Your assignment - Your response should contain every line from the data below that holds the string "author".

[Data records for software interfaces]
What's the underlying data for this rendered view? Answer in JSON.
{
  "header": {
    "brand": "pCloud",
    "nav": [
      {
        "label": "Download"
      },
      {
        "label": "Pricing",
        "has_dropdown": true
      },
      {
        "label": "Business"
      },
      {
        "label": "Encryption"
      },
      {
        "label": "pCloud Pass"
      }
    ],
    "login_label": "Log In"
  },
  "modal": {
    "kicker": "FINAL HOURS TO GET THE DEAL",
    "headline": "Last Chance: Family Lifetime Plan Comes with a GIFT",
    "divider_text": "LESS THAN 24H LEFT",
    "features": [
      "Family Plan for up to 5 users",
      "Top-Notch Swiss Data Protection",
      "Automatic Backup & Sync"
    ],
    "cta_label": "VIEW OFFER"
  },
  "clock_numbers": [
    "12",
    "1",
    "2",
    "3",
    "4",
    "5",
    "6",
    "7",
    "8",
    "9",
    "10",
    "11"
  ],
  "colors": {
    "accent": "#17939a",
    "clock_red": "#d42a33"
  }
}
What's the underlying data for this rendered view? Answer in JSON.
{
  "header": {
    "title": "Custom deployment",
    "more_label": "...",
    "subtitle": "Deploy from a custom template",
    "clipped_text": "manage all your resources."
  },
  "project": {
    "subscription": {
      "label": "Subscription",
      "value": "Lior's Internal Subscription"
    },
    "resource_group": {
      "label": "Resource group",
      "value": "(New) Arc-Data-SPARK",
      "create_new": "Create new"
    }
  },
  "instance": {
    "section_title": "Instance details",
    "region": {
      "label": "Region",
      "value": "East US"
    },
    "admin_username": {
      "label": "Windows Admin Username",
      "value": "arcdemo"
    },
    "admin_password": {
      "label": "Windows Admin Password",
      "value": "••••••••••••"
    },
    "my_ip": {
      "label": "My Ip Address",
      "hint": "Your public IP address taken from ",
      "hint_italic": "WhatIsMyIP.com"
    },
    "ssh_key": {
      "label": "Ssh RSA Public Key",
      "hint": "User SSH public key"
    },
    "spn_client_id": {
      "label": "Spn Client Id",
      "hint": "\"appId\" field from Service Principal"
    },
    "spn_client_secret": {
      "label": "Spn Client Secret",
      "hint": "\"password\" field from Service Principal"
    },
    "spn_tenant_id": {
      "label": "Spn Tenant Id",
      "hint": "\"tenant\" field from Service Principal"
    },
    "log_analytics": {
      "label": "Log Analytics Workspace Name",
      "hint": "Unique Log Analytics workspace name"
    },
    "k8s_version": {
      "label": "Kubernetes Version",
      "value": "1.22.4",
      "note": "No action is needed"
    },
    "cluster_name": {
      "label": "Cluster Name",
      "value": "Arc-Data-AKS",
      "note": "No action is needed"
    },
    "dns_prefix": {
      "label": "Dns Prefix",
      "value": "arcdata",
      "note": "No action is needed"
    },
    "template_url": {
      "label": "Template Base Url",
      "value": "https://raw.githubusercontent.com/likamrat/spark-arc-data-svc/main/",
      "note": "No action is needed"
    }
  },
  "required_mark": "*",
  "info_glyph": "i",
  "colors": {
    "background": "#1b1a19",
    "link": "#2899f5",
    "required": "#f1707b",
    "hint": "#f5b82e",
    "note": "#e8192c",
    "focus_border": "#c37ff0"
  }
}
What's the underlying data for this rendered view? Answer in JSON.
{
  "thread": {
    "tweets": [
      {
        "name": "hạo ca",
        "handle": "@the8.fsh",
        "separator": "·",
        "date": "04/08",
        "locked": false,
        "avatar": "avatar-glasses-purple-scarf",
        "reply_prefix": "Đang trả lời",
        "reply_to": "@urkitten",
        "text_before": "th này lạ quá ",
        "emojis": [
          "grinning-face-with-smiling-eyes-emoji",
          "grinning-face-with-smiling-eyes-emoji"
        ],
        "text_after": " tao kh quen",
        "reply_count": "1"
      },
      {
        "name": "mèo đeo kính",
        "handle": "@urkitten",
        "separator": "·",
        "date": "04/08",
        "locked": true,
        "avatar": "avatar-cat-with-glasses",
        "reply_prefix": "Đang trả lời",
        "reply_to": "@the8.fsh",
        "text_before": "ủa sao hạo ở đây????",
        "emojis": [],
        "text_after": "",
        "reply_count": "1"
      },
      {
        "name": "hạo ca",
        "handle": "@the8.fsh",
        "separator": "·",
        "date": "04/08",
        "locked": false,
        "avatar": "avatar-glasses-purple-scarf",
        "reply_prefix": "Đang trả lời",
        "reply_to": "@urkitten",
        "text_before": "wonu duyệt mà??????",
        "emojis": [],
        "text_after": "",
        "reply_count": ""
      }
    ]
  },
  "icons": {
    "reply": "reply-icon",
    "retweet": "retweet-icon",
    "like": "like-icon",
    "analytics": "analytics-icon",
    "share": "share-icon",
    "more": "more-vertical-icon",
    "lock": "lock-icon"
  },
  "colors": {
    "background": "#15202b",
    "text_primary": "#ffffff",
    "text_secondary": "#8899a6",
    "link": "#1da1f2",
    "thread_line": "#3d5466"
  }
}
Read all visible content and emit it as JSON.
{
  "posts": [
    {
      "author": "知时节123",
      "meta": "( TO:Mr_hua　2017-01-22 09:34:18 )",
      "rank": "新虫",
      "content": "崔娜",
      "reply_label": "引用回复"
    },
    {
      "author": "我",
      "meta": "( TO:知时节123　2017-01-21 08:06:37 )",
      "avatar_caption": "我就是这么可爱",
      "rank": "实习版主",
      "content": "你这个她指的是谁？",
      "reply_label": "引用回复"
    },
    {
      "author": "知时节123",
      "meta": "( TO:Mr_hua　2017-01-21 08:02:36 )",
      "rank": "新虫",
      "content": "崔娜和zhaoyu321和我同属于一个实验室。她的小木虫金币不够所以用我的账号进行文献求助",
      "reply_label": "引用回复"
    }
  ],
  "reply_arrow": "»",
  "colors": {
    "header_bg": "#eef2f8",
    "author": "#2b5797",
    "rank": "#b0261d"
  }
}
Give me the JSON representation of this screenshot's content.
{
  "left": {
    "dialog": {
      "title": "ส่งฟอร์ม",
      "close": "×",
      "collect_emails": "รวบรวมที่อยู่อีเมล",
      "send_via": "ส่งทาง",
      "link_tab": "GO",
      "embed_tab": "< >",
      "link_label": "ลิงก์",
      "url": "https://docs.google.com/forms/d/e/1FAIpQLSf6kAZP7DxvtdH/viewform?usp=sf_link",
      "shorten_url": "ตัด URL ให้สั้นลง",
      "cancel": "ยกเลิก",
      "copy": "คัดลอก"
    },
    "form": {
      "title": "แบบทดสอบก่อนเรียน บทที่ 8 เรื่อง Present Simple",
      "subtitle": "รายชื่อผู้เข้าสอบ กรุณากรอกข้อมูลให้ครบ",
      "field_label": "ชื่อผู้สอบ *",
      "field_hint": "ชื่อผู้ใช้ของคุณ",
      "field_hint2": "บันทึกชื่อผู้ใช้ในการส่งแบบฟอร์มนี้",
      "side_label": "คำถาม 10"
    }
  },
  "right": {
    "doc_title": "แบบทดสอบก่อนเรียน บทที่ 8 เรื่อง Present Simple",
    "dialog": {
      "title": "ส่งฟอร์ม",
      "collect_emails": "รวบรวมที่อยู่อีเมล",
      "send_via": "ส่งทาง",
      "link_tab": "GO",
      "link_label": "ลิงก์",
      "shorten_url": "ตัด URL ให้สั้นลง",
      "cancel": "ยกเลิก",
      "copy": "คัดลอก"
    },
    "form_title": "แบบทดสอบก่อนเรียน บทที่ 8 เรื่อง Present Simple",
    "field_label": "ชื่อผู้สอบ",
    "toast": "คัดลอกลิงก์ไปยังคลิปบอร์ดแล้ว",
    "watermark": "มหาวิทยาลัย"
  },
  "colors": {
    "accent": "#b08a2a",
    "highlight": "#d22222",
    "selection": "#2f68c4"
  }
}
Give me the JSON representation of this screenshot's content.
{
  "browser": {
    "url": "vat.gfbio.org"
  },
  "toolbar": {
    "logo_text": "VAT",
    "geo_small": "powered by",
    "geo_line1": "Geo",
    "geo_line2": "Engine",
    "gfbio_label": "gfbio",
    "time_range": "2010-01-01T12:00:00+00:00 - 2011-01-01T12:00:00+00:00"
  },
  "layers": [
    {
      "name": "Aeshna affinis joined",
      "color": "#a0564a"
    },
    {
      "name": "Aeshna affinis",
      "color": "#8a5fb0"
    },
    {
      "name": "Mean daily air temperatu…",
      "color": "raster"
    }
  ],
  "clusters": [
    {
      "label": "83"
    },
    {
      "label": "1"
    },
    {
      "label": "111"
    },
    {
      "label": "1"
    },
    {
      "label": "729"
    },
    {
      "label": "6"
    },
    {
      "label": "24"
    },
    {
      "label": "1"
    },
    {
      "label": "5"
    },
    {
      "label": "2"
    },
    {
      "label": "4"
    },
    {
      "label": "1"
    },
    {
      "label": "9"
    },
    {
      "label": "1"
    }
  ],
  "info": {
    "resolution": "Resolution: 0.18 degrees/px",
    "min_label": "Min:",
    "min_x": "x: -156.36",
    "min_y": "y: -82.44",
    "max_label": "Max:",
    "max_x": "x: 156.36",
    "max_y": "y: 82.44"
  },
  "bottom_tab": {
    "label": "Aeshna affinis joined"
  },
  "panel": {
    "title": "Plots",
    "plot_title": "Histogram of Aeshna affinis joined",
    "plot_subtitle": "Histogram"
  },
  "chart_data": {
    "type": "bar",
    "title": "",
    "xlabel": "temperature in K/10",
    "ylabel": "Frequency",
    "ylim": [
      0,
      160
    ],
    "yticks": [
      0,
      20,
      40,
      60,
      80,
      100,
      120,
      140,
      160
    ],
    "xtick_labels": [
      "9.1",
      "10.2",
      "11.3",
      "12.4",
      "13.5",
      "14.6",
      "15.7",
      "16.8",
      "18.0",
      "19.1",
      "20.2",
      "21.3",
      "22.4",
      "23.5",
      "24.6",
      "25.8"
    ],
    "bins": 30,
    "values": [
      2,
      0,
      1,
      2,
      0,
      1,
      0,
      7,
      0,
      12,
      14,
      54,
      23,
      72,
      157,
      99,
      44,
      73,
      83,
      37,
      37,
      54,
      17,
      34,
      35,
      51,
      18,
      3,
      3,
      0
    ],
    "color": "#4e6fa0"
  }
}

Task response -
      "author": "知时节123",
      "author": "我",
      "author": "知时节123",
    "author": "#2b5797",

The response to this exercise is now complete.